When: December 28th, 1977
Two pilots (Tom Atkins, Howard Hesseman) looking to cash in by selling over-priced coffee in hoity-toity San Francisco leave Ecuador with thousands of beans, three paying passengers, and a whole cluster of deadly tarantulas. (That’s right, cluster. I googled it.) The nasty little buggers bite three people — all of whom seem unaware that they’ve been bitten — and soon the plane is in dire straits as it loses power and altitude. They radio ahead to a small Cailifornia town but crash into a field before reaching the airport.
A crowd rushes to the site, but bad luck and worse choices lead to an explosion and fire that distracts the townspeople as hundreds of furry death-dealers crawl from the wreckage and head towards the local orange warehouse. They’re not called banana spiders for nothing! Soon locals are dropping dead — including a kid who just wanted to touch his first spider! — and while the mayor yells about “oranges!” a small band of heroes gather to defeat the fangy horde with hi-tech audio equipment. Yeah, you read that right.
Tarantulas: The Deadly Cargo isn’t great cinema, but as a made-for-TV Jaws ripoff it’s an entertaining romp. It checks the boxes on all of the subgenre’s necessary elements, and while the budget, director Stuart Hagmann, and the restraints of television keep things fairly unmemorable on the set-piece side it manages more than a little fun. (Co-writer Guerdon Trueblood has been down this bug-filled road before with Ants! (1977) which premiered on a different network just four weeks prior.) The townspeople are a mix of stoic heroics (storoics, if you will) and crazy drama, the cast is a solid mix of familiar faces, and the mayor is the best since ol’ Murray “Vaughn” Hamilton sleazed his way through the streets of Amity.
Mayor Douglas (Burt Remsen; Eye of the Tiger, 1986) is a real piece of work. In addition to running the town he also heads up the town’s biggest employer, the orange farm, and he’s not here for any talk about destroying oranges to kill the spiders. He’s told about the plane crash… “We gotta get these people back to picking oranges.” He’s shown the carnage and the dead bodies… “We gotta get these people back to picking oranges.” He’s informed the spiders have taken up residence in his orange warehouse… well, you get the idea. He goes so far as to threaten to arrest the fire chief (Claude Akins; Tentacles, 1977) and town doctor (Pat Hingle, Maximum Overdrive, 1986) if they let people know about the killer arachnids. He’s the worst.

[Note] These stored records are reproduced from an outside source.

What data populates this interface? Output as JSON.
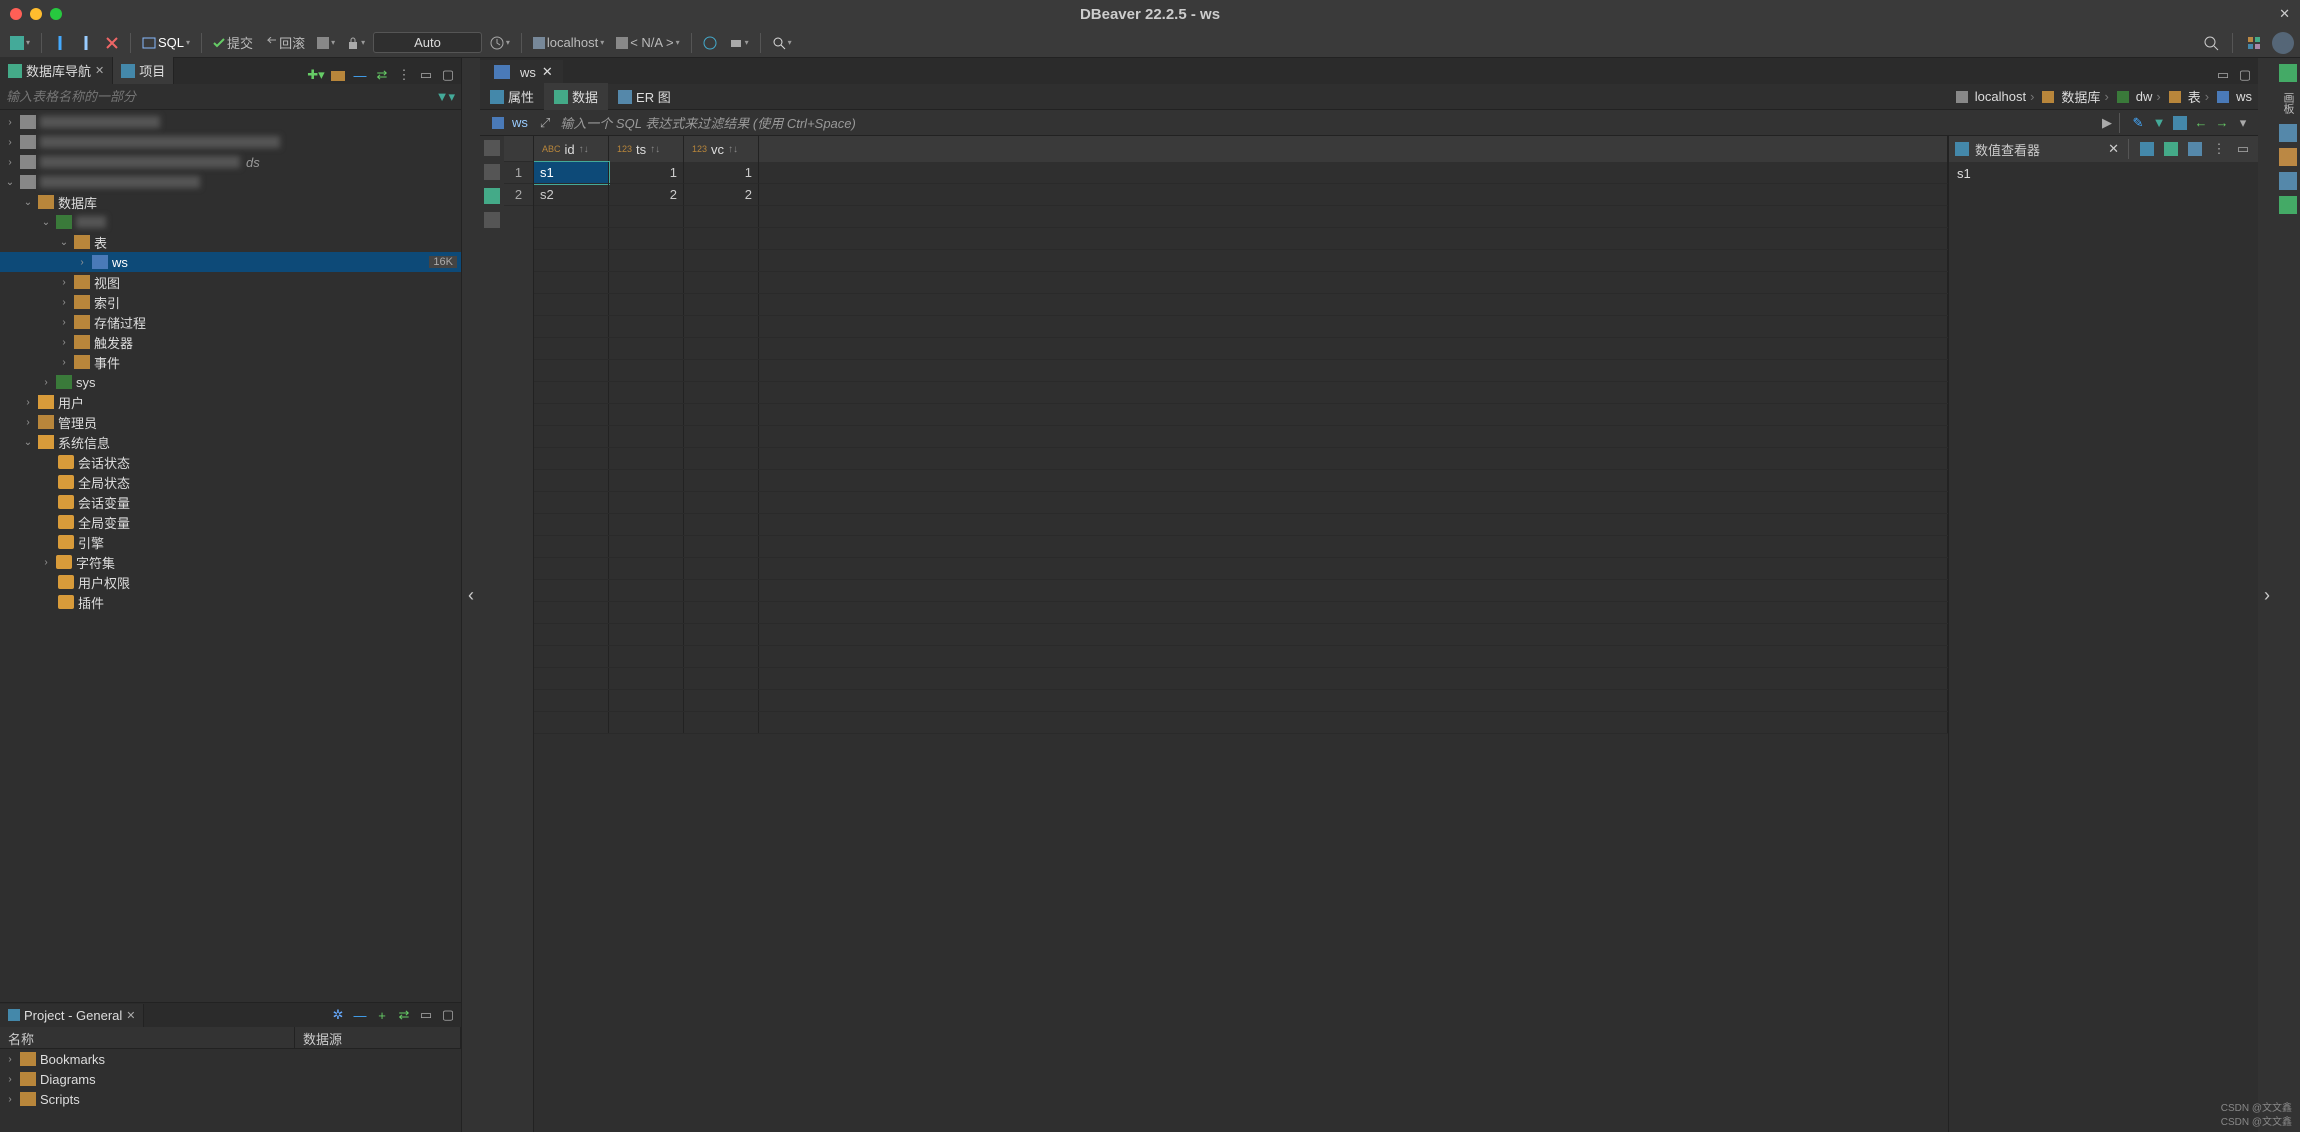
{
  "title": "DBeaver 22.2.5 - ws",
  "toolbar": {
    "sql": "SQL",
    "commit": "提交",
    "rollback": "回滚",
    "auto": "Auto",
    "localhost": "localhost",
    "na": "< N/A >"
  },
  "nav": {
    "tab_navigator": "数据库导航",
    "tab_project": "项目",
    "filter_placeholder": "输入表格名称的一部分",
    "blurred": [
      ".....",
      "...............",
      "..........  ds",
      "......."
    ],
    "database": "数据库",
    "hidden_conn": "...",
    "tables": "表",
    "ws": "ws",
    "ws_size": "16K",
    "views": "视图",
    "indexes": "索引",
    "procs": "存储过程",
    "triggers": "触发器",
    "events": "事件",
    "sys": "sys",
    "users": "用户",
    "admins": "管理员",
    "sysinfo": "系统信息",
    "sess_status": "会话状态",
    "glob_status": "全局状态",
    "sess_vars": "会话变量",
    "glob_vars": "全局变量",
    "engine": "引擎",
    "charset": "字符集",
    "user_priv": "用户权限",
    "plugins": "插件"
  },
  "project": {
    "title": "Project - General",
    "col_name": "名称",
    "col_ds": "数据源",
    "bookmarks": "Bookmarks",
    "diagrams": "Diagrams",
    "scripts": "Scripts"
  },
  "editor": {
    "tab": "ws",
    "sub_props": "属性",
    "sub_data": "数据",
    "sub_er": "ER 图",
    "crumb_localhost": "localhost",
    "crumb_db": "数据库",
    "crumb_dw": "dw",
    "crumb_tbl": "表",
    "crumb_ws": "ws",
    "ws_tag": "ws",
    "sql_placeholder": "输入一个 SQL 表达式来过滤结果 (使用 Ctrl+Space)",
    "cols": {
      "id": "id",
      "ts": "ts",
      "vc": "vc"
    },
    "type_abc": "ABC",
    "type_123": "123",
    "rows": [
      {
        "n": "1",
        "id": "s1",
        "ts": "1",
        "vc": "1"
      },
      {
        "n": "2",
        "id": "s2",
        "ts": "2",
        "vc": "2"
      }
    ]
  },
  "valueviewer": {
    "title": "数值查看器",
    "value": "s1"
  },
  "side_label": "画板",
  "watermark": "CSDN @文文鑫"
}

The townspeople are hardly better, though, as evidenced by their behavior throughout this disaster. One guy steals coffee from the plane while the bodies are carted away, and he’s bit. A woman having an affair thinks it’s her lover tickling her foot only to discover it’s a spider, and she’s bit. The guy whose side piece just died suggests burning down the warehouse so he can collect the insurance money, and while he’s not bit he does fall to his death. Another dude isn’t interested in a serious relationship with his girlfriend because she has a kid brother she cares for, but once the boy dies it’s smooth sailing for their relationship! (He’s the hero.)
Tarantulas: The Deadly Cargo may not ever be truly thrilling, and sure, it ends on something of a low-key note as they gaslight the spiders into thinking they’re surrounded by spider-wasps, but a kid gets bit and bites it! It’s a passably fun ninety-minutes for fans of such things even if does pull a Scream (1996) by opening with Tom Atkins, getting viewers excited, and then killing him off in the opening minutes.